Dataset rows describing interfaces
= = = = = = =

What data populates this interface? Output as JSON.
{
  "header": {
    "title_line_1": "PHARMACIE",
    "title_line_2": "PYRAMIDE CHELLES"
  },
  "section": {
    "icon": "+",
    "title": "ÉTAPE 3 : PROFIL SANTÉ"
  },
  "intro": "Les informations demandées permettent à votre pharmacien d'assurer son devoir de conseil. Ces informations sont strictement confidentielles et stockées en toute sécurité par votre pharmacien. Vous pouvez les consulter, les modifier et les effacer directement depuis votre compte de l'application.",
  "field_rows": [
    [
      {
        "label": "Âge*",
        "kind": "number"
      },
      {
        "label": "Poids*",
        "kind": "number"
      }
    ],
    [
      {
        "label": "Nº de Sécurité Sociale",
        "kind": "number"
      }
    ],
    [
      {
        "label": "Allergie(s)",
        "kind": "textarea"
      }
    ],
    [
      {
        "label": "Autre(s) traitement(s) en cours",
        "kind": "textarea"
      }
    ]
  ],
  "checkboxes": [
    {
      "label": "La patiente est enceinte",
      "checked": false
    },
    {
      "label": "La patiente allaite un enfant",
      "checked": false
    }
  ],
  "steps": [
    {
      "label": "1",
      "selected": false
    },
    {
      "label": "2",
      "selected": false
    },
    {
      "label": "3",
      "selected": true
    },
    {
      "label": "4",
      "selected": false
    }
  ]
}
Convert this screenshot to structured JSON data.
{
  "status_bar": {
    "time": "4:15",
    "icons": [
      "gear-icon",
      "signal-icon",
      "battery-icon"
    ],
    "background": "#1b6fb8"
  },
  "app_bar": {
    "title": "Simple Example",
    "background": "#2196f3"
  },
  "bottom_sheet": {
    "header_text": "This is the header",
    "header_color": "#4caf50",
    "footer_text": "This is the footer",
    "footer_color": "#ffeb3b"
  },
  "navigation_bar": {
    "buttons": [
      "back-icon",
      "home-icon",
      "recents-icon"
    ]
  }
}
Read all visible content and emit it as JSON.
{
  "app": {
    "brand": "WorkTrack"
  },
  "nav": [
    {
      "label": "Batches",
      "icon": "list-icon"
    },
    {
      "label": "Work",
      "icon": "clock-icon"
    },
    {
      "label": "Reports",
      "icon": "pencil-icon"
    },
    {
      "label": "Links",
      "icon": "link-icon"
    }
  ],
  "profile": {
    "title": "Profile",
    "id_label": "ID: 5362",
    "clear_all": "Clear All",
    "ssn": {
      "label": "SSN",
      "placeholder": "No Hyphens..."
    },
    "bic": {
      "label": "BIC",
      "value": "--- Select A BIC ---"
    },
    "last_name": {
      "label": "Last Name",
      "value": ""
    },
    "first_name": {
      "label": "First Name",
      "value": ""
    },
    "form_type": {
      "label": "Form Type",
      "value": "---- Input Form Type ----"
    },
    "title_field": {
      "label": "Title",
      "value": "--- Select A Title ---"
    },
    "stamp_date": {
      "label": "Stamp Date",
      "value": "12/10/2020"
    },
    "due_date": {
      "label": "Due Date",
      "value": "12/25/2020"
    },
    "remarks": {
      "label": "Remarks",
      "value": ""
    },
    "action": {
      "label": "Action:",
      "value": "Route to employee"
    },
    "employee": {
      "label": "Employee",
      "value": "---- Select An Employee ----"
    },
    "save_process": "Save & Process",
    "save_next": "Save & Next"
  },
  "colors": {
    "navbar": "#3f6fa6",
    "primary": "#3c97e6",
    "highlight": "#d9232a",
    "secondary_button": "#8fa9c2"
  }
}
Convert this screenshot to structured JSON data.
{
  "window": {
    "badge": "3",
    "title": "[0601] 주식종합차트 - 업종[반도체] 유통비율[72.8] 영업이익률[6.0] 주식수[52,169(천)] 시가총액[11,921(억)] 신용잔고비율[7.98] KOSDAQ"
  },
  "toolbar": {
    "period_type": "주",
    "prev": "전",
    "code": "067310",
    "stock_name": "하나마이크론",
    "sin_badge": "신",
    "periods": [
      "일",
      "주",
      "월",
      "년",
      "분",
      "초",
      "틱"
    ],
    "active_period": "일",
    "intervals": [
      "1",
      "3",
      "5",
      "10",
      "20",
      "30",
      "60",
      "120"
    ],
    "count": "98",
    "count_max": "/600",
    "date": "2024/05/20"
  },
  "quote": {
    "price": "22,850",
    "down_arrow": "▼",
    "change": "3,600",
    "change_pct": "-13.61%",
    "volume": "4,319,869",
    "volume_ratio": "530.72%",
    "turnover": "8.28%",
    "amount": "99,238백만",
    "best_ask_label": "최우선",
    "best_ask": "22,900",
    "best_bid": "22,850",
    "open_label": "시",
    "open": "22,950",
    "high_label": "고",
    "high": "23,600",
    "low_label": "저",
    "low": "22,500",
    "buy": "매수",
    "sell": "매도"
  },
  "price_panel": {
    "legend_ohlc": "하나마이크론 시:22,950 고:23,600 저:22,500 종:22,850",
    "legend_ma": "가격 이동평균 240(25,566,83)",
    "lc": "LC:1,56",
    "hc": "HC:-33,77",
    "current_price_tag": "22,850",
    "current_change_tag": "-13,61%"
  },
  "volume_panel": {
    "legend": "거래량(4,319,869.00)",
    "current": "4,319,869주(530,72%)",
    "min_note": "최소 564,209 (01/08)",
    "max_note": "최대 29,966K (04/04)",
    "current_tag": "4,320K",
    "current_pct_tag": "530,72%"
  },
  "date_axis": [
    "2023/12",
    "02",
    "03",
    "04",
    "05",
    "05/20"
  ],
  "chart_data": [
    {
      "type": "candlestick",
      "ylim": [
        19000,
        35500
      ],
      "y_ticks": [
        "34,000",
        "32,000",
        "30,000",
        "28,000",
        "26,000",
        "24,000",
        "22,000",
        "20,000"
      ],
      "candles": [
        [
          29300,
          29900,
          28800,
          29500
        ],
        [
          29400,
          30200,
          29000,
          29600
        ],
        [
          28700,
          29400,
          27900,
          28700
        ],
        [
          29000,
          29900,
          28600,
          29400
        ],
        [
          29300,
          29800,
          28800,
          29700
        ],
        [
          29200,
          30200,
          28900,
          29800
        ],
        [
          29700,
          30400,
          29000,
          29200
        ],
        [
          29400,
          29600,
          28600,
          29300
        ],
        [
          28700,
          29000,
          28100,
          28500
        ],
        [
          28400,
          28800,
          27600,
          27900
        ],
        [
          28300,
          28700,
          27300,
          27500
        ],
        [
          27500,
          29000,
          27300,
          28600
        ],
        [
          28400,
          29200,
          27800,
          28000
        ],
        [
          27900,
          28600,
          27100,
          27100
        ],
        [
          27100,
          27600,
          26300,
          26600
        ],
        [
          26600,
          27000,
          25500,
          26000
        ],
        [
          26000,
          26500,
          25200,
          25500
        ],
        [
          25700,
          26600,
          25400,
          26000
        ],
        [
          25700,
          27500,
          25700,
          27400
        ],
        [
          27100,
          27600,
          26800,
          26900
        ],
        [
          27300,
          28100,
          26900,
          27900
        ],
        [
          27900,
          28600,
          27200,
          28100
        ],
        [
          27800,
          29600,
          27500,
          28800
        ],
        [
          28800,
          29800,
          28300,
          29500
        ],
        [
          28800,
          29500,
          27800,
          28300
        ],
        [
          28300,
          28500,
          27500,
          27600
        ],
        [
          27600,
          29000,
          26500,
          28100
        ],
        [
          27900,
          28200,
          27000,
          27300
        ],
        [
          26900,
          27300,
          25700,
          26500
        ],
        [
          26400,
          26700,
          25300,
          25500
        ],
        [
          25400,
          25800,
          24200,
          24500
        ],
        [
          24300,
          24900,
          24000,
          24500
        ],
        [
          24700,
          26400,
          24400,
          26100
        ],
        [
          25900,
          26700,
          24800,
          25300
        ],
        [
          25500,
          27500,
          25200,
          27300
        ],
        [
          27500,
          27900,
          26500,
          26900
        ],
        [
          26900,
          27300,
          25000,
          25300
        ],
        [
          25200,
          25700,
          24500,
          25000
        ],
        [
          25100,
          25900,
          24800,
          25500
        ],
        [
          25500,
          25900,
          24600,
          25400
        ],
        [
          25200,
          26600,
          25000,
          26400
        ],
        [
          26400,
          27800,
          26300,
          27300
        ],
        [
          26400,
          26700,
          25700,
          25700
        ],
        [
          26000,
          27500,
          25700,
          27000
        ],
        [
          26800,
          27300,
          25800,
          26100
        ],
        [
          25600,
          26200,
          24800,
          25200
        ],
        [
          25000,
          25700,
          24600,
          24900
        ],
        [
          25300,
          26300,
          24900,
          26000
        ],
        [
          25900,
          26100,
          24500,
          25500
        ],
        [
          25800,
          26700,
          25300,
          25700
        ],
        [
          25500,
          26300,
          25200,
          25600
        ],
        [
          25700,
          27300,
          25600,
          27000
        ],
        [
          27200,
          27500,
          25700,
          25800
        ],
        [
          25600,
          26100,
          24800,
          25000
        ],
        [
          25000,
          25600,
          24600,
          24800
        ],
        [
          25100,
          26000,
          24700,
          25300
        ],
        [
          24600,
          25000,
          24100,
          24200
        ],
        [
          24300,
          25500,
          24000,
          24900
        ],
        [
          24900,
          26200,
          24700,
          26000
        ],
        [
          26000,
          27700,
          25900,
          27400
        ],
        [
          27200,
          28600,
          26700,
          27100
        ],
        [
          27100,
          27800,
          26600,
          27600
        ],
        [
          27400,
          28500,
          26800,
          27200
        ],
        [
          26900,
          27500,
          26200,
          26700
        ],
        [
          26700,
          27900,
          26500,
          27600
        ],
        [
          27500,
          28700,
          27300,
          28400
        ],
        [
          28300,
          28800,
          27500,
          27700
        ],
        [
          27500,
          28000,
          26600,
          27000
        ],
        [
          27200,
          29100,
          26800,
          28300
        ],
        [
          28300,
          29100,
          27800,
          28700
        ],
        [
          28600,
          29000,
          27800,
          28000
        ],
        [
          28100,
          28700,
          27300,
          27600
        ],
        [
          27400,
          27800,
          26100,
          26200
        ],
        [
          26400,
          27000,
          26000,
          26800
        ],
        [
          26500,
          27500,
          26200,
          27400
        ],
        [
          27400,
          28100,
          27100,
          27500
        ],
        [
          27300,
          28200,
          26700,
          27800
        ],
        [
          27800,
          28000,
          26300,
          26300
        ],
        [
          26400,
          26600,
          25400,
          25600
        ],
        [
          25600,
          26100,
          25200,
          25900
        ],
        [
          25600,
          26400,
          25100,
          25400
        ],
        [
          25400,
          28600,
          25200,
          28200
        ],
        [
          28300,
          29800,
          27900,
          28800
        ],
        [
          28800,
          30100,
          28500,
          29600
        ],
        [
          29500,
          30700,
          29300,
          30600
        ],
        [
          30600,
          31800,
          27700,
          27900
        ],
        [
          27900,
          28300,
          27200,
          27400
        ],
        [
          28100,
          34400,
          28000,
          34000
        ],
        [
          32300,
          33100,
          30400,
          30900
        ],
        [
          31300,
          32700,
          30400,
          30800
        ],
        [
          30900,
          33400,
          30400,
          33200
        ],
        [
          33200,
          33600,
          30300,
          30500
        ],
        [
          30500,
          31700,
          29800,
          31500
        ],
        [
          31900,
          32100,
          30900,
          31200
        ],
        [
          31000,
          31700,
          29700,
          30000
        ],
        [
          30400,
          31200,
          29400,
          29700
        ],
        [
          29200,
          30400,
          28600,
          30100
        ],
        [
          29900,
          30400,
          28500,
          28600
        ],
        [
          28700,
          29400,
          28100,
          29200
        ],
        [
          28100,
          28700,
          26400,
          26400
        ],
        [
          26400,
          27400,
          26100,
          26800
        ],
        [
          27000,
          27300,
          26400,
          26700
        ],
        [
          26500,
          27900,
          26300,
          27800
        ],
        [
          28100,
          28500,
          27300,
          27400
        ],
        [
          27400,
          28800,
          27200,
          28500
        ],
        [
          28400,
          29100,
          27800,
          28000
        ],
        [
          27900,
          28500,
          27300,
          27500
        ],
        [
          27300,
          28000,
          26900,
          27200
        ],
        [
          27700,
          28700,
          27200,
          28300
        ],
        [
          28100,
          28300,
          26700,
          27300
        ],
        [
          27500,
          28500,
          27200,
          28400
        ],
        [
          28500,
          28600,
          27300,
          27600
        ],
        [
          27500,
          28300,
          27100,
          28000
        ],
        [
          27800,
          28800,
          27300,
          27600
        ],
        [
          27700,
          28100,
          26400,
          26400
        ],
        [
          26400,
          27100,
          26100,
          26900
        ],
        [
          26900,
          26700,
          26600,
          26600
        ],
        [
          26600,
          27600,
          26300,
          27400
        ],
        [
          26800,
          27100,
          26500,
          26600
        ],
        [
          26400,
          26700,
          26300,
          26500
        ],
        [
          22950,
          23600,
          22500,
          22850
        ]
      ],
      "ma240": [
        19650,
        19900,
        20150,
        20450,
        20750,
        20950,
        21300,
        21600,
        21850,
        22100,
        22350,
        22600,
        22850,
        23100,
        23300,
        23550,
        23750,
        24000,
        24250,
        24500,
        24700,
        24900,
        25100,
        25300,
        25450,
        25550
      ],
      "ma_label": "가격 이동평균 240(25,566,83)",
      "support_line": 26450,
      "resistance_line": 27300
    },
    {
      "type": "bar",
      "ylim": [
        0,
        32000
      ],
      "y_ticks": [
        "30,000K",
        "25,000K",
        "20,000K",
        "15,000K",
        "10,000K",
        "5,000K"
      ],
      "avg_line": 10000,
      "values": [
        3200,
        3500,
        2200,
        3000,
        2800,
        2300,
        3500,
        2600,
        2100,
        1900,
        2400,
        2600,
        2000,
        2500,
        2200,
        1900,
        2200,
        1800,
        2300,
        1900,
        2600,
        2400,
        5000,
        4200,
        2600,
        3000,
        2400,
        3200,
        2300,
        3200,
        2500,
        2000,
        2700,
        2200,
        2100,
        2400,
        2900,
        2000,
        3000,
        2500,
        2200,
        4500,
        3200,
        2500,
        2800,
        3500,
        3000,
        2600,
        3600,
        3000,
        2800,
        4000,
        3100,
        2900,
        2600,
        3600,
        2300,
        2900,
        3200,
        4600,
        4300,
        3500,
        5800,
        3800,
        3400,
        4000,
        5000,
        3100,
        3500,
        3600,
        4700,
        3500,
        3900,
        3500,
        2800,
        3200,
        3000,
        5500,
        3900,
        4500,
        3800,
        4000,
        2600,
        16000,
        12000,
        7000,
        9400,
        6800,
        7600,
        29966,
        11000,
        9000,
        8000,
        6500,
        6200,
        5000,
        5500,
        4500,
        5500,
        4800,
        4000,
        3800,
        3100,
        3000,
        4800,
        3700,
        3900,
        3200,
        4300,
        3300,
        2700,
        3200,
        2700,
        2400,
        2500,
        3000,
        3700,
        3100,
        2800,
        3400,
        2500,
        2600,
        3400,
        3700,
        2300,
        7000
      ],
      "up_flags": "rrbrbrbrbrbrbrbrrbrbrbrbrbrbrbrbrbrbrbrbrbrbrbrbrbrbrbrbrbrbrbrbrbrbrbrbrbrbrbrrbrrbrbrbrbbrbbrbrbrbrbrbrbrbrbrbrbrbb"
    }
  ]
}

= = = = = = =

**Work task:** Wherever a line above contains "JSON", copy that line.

**Result of this task:**
What data populates this interface? Output as JSON.
Convert this screenshot to structured JSON data.
Read all visible content and emit it as JSON.
Convert this screenshot to structured JSON data.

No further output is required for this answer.